While the NCYSA executive board members made clear at the AGM they see the Academy as an ‘option’, there are a number of people within both the state and regional soccer structure who feel U10-U12 Challenge MUST be eliminated because they view it as harmful. For some that may be reason enough to vote against an Academy proposal. I tend to agree with this because I do see the risks that could result in Challenge going away – something I don’t agree with.
DOCs nationwide have repeatedly pushed against competition in soccer up through U12. Yet at the grassroots level there continues to be significant pushback against this. Both sides are convinced they are right and so it continues. Even at a league level. The debates between our DOC and myself are legendary
That said, there are many clubs that already sponsor academy programs via US Club soccer and would like to see the NCYSA offer the option. Other clubs want to start one. So it’s hard to vote against a proposal like this because you fear what ‘might happen’.
My biggest concern is the dual rostering limit. The NCYSA allows dual rostering now. In my eyes an academy program should be no different. Much of what went into the discussion about this proposal was giving clubs the flexibility they needed to implement an academy that worked for them yet still adhered to the ideals set forth in the mission. Prohibiting dual rostering seemed to go against that.
For our league, I’m not sure what the future holds related to an Academy program. The elimination of dual rostering means we probably will have a smaller group of players willing to participate in one. I think we have enough players to have a viable program since we have about 225 true U8-U10 players, but I fear many will balk at ‘losing their team’. The licensing isn’t an issue – we had tried to get our DOC her NYL but the class was canceled. Many of our coaches have E licenses or Youth I certifications. Getting some to take Youth II should not be a big deal.
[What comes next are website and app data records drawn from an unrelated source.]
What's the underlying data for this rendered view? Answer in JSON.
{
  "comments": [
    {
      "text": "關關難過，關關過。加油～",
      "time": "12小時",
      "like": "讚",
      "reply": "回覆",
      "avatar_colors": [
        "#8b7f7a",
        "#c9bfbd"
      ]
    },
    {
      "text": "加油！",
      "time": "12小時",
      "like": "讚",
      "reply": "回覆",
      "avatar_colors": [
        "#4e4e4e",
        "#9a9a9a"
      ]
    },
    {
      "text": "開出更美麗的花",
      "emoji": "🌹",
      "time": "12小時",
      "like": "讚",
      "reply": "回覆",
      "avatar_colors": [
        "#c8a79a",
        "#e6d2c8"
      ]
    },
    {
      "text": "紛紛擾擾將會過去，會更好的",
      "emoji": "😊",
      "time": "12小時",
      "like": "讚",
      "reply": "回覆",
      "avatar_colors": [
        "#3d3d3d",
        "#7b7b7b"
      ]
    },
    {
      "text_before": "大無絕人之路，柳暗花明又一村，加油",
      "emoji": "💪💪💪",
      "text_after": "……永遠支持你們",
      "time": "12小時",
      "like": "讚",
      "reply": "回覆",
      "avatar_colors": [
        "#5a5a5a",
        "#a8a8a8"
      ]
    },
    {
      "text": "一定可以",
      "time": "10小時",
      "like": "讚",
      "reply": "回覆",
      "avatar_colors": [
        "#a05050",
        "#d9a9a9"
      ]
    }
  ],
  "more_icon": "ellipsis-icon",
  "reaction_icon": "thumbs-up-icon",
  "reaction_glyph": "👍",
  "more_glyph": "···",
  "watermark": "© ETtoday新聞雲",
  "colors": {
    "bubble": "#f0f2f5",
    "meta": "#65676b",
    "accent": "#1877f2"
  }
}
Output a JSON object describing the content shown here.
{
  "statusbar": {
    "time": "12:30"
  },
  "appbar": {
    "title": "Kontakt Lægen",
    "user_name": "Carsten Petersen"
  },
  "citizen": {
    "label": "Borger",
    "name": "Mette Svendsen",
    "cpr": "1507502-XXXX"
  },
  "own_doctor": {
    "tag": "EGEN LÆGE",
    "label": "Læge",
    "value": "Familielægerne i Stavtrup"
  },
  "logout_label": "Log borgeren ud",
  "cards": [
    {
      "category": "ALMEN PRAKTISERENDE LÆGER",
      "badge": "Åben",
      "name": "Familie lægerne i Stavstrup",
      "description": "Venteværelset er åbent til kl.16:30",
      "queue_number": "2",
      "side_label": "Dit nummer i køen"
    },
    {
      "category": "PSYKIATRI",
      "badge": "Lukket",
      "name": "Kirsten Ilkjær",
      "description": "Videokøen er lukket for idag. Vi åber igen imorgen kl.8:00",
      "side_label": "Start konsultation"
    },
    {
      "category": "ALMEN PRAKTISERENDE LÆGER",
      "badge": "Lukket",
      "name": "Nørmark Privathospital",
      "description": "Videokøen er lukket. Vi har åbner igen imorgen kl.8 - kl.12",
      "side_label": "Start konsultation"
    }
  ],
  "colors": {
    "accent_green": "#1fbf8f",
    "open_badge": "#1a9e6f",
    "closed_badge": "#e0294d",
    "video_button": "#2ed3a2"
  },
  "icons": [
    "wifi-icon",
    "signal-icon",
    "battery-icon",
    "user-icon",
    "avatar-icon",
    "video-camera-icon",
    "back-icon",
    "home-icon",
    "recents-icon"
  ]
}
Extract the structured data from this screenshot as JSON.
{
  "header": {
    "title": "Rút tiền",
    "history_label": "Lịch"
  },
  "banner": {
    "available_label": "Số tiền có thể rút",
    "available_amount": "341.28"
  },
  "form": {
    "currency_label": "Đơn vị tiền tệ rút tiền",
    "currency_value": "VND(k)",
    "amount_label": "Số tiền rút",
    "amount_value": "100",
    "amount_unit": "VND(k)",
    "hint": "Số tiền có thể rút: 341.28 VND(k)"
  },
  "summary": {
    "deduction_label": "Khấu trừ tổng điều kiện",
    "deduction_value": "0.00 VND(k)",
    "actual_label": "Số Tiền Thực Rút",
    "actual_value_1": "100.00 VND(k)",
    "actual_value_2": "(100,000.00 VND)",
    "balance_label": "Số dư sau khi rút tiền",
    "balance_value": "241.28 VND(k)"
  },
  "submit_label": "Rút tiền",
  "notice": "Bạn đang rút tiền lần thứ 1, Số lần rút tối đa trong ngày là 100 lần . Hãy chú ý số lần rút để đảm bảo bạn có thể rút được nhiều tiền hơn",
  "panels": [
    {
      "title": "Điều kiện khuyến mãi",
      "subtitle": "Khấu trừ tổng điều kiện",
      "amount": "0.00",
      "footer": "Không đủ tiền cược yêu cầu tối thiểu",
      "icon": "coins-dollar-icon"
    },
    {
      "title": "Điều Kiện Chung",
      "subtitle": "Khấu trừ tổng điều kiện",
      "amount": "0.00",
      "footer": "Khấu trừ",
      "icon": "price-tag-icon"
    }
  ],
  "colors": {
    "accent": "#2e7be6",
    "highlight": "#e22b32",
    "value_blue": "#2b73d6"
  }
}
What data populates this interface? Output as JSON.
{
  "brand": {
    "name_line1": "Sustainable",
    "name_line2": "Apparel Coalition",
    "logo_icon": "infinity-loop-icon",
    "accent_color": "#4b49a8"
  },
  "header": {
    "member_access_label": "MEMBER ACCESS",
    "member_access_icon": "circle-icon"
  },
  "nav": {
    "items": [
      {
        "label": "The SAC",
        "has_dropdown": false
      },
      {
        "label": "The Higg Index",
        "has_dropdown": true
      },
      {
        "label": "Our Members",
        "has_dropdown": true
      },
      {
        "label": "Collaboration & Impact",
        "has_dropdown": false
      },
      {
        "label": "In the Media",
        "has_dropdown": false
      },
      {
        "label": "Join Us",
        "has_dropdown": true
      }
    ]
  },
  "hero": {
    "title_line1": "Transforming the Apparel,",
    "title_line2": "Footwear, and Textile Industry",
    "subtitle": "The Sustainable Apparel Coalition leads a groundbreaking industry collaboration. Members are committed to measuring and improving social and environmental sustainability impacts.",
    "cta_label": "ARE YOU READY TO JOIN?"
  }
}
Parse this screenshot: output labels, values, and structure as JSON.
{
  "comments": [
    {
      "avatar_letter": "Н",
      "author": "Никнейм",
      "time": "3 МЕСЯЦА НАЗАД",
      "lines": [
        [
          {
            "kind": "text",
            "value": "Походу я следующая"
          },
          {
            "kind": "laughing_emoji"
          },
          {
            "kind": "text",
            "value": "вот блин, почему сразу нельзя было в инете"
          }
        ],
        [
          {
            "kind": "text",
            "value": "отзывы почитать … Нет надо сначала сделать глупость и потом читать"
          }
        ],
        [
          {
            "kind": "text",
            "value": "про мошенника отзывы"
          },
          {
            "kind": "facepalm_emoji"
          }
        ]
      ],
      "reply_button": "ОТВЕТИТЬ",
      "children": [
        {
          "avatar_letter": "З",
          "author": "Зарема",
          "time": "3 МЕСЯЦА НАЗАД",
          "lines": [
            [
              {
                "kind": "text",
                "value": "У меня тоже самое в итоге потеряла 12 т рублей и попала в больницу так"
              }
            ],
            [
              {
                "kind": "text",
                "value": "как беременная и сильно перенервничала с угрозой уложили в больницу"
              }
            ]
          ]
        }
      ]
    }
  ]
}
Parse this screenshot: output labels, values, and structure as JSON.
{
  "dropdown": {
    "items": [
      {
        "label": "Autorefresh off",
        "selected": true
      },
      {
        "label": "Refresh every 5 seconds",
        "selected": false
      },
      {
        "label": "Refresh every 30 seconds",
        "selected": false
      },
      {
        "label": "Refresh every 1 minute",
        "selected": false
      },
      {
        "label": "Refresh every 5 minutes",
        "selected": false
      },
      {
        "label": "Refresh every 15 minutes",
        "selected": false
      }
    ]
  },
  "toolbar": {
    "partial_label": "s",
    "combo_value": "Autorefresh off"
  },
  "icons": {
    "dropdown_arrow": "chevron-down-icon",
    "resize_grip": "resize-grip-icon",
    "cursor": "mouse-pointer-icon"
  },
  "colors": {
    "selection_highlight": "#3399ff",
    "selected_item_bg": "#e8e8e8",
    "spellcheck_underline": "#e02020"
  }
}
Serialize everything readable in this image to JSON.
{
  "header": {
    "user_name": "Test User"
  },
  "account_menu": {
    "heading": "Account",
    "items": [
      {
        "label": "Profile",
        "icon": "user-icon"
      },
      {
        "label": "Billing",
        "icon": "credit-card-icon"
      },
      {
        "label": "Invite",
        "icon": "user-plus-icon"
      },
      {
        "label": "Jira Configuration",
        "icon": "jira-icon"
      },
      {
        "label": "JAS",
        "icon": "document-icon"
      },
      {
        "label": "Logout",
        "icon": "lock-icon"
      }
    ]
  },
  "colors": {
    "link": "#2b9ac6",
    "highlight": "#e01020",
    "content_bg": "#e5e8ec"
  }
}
So what do you all think? Should the proposal be adopted? If so, what will happen long term to competitive and non-competitive soccer at the U10-U12 age levels?